On October 17, 2014, Marilynne Robinson and the staff of The Nation had a conversation about her work, including her new novel, Lila. What follows is an edited transcript of portions of the conversation. Listen to the full conversation here:
TN: While reading your new novel, Lila, the other novel of yours that I kept thinking of was not Gilead, its narrative predecessor, but your first novel, Housekeeping, because its two main female characters, Ruthie and Sylvie (Ruthie’s aunt), are drifters whose hardscrabble lives seem to anticipate those of Lila and her guardian, Doll. Were you having a conversation with yourself about Sylvie and Ruthie while you were writing Lila?
MR: I have found that when you write a novel, a character never actually leaves you from that point on. It’s clearly true that Sylvie and Doll are sisters, are associated in terms of what is important to me about both of them. I’m very much drawn to the idea of an absolute self, someone who eludes social definitions. One of the things that bothers me is seeing people dismissed or trivialized on the basis of their not fitting into a favorable category, socially and so on. It’s very important for me to assert the sovereign self. I consider Lila to be, in her way, as much a theologian as John Ames [Lila’s husband] is. She’s just a natural theologian, as they would say.
TN: All of your novels are set in a time that makes them remote from the present, yet without turning them into historical novels: they are contemporary novels that are not set in a contemporary climate. Does this choice have anything to do with the kind of language you want to use when you write fiction? The language in your novels seems at once untouched by time and the times, yet remarkably attentive to the workings of time and the destructive workings of history.

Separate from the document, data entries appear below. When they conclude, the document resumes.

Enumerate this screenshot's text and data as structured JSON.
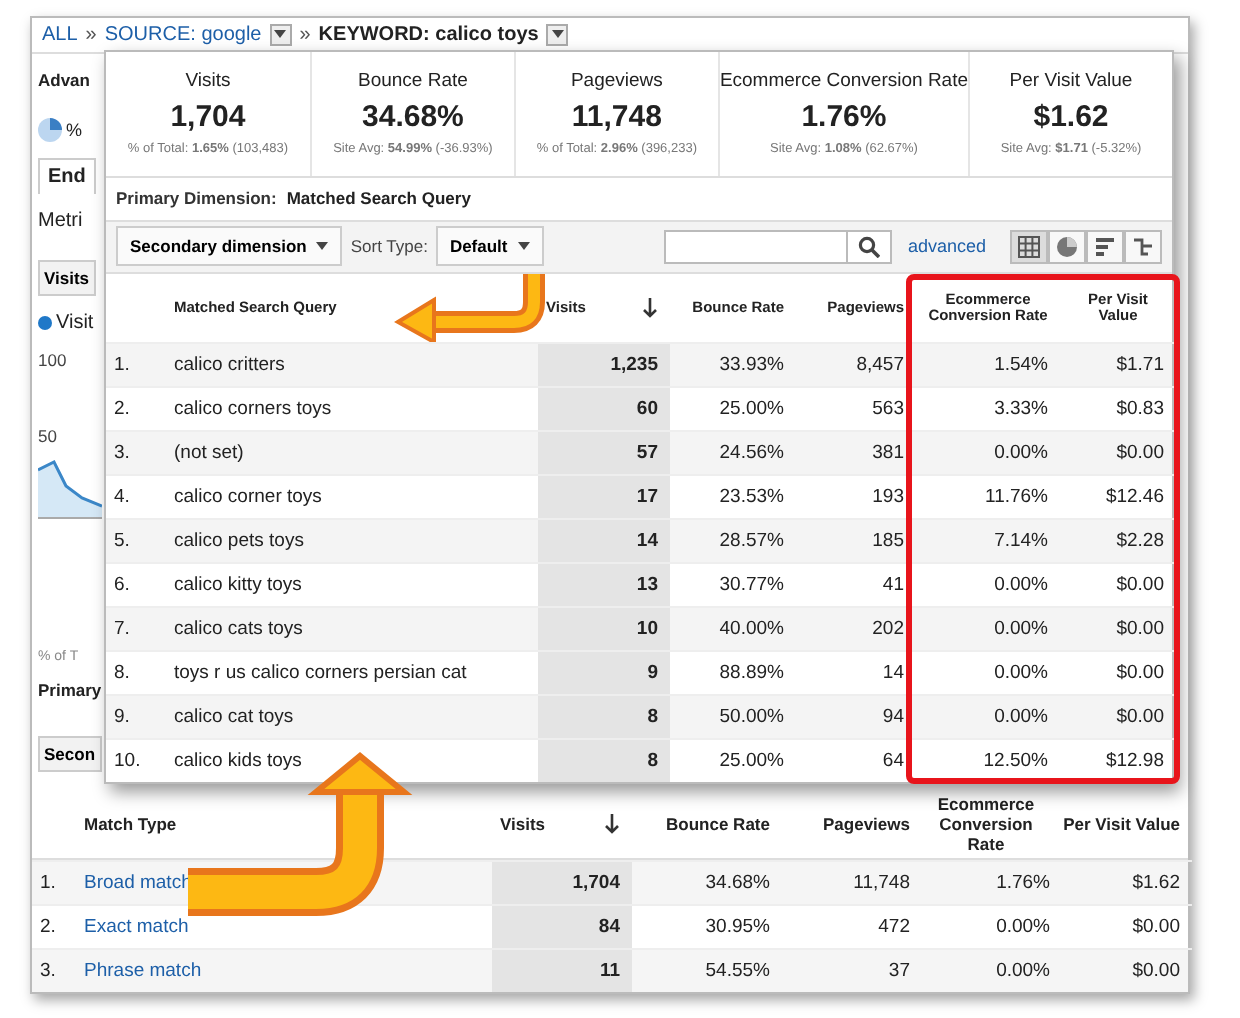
{
  "breadcrumb": [
    {
      "kind": "link",
      "text": "ALL",
      "dropdown": false
    },
    {
      "kind": "sep",
      "text": "»",
      "dropdown": false
    },
    {
      "kind": "link",
      "text": "SOURCE: google",
      "dropdown": true
    },
    {
      "kind": "sep",
      "text": "»",
      "dropdown": false
    },
    {
      "kind": "current",
      "text": "KEYWORD: calico toys",
      "dropdown": true
    }
  ],
  "side_fragments": [
    {
      "kind": "label",
      "text": "Advan"
    },
    {
      "kind": "pie",
      "text": "%"
    },
    {
      "kind": "tab",
      "text": "End"
    },
    {
      "kind": "plain",
      "text": "Metri"
    },
    {
      "kind": "button",
      "text": "Visits"
    },
    {
      "kind": "legend",
      "text": "Visit"
    },
    {
      "kind": "axis",
      "text": "100"
    },
    {
      "kind": "axis",
      "text": "50"
    },
    {
      "kind": "sparkline"
    },
    {
      "kind": "note",
      "text": "% of T"
    },
    {
      "kind": "label",
      "text": "Primary"
    },
    {
      "kind": "button",
      "text": "Secon"
    }
  ],
  "overlay": {
    "summary": [
      {
        "label": "Visits",
        "value": "1,704",
        "sub": "% of Total: **1.65%** (103,483)"
      },
      {
        "label": "Bounce Rate",
        "value": "34.68%",
        "sub": "Site Avg: **54.99%** (-36.93%)"
      },
      {
        "label": "Pageviews",
        "value": "11,748",
        "sub": "% of Total: **2.96%** (396,233)"
      },
      {
        "label": "Ecommerce Conversion Rate",
        "value": "1.76%",
        "sub": "Site Avg: **1.08%** (62.67%)"
      },
      {
        "label": "Per Visit Value",
        "value": "$1.62",
        "sub": "Site Avg: **$1.71** (-5.32%)"
      }
    ],
    "primary_dimension": {
      "label": "Primary Dimension:",
      "value": "Matched Search Query"
    },
    "toolbar": {
      "secondary": "Secondary dimension",
      "sort_label": "Sort Type:",
      "sort_value": "Default",
      "advanced": "advanced",
      "views": [
        {
          "kind": "table",
          "selected": true
        },
        {
          "kind": "pie",
          "selected": false
        },
        {
          "kind": "bar",
          "selected": false
        },
        {
          "kind": "pivot",
          "selected": false
        }
      ]
    },
    "table": {
      "columns": [
        {
          "label": "Matched Search Query",
          "sorted": false,
          "highlighted": false
        },
        {
          "label": "Visits",
          "sorted": true,
          "highlighted": false
        },
        {
          "label": "Bounce Rate",
          "sorted": false,
          "highlighted": false
        },
        {
          "label": "Pageviews",
          "sorted": false,
          "highlighted": false
        },
        {
          "label": "Ecommerce Conversion Rate",
          "sorted": false,
          "highlighted": true
        },
        {
          "label": "Per Visit Value",
          "sorted": false,
          "highlighted": true
        }
      ],
      "rows": [
        {
          "index": "1.",
          "cells": [
            "calico critters",
            "1,235",
            "33.93%",
            "8,457",
            "1.54%",
            "$1.71"
          ]
        },
        {
          "index": "2.",
          "cells": [
            "calico corners toys",
            "60",
            "25.00%",
            "563",
            "3.33%",
            "$0.83"
          ]
        },
        {
          "index": "3.",
          "cells": [
            "(not set)",
            "57",
            "24.56%",
            "381",
            "0.00%",
            "$0.00"
          ]
        },
        {
          "index": "4.",
          "cells": [
            "calico corner toys",
            "17",
            "23.53%",
            "193",
            "11.76%",
            "$12.46"
          ]
        },
        {
          "index": "5.",
          "cells": [
            "calico pets toys",
            "14",
            "28.57%",
            "185",
            "7.14%",
            "$2.28"
          ]
        },
        {
          "index": "6.",
          "cells": [
            "calico kitty toys",
            "13",
            "30.77%",
            "41",
            "0.00%",
            "$0.00"
          ]
        },
        {
          "index": "7.",
          "cells": [
            "calico cats toys",
            "10",
            "40.00%",
            "202",
            "0.00%",
            "$0.00"
          ]
        },
        {
          "index": "8.",
          "cells": [
            "toys r us calico corners persian cat",
            "9",
            "88.89%",
            "14",
            "0.00%",
            "$0.00"
          ]
        },
        {
          "index": "9.",
          "cells": [
            "calico cat toys",
            "8",
            "50.00%",
            "94",
            "0.00%",
            "$0.00"
          ]
        },
        {
          "index": "10.",
          "cells": [
            "calico kids toys",
            "8",
            "25.00%",
            "64",
            "12.50%",
            "$12.98"
          ]
        }
      ]
    }
  },
  "match_table": {
    "columns": [
      {
        "label": "Match Type",
        "sorted": false
      },
      {
        "label": "Visits",
        "sorted": true
      },
      {
        "label": "Bounce Rate",
        "sorted": false
      },
      {
        "label": "Pageviews",
        "sorted": false
      },
      {
        "label": "Ecommerce Conversion Rate",
        "sorted": false
      },
      {
        "label": "Per Visit Value",
        "sorted": false
      }
    ],
    "rows": [
      {
        "index": "1.",
        "cells": [
          "Broad match",
          "1,704",
          "34.68%",
          "11,748",
          "1.76%",
          "$1.62"
        ]
      },
      {
        "index": "2.",
        "cells": [
          "Exact match",
          "84",
          "30.95%",
          "472",
          "0.00%",
          "$0.00"
        ]
      },
      {
        "index": "3.",
        "cells": [
          "Phrase match",
          "11",
          "54.55%",
          "37",
          "0.00%",
          "$0.00"
        ]
      }
    ]
  }
}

MR: I like dealing with people whose vocabulary and worldview is less media-saturated than ours is. I think that there is an acceleration of a kind of slang shorthand that is very characteristic of our period but not especially beautiful. It is meant to be ephemeral, in a way that when you’re using language that you would consider “hip”—or whatever the present word would be—you are using it in the knowledge that in a year or two years, you would be embarrassed to use the same word. I like to use language that doesn’t have all these little signifiers around it, that seems to me more classic, in the sense of being unrecognizable in terms of a particular decade.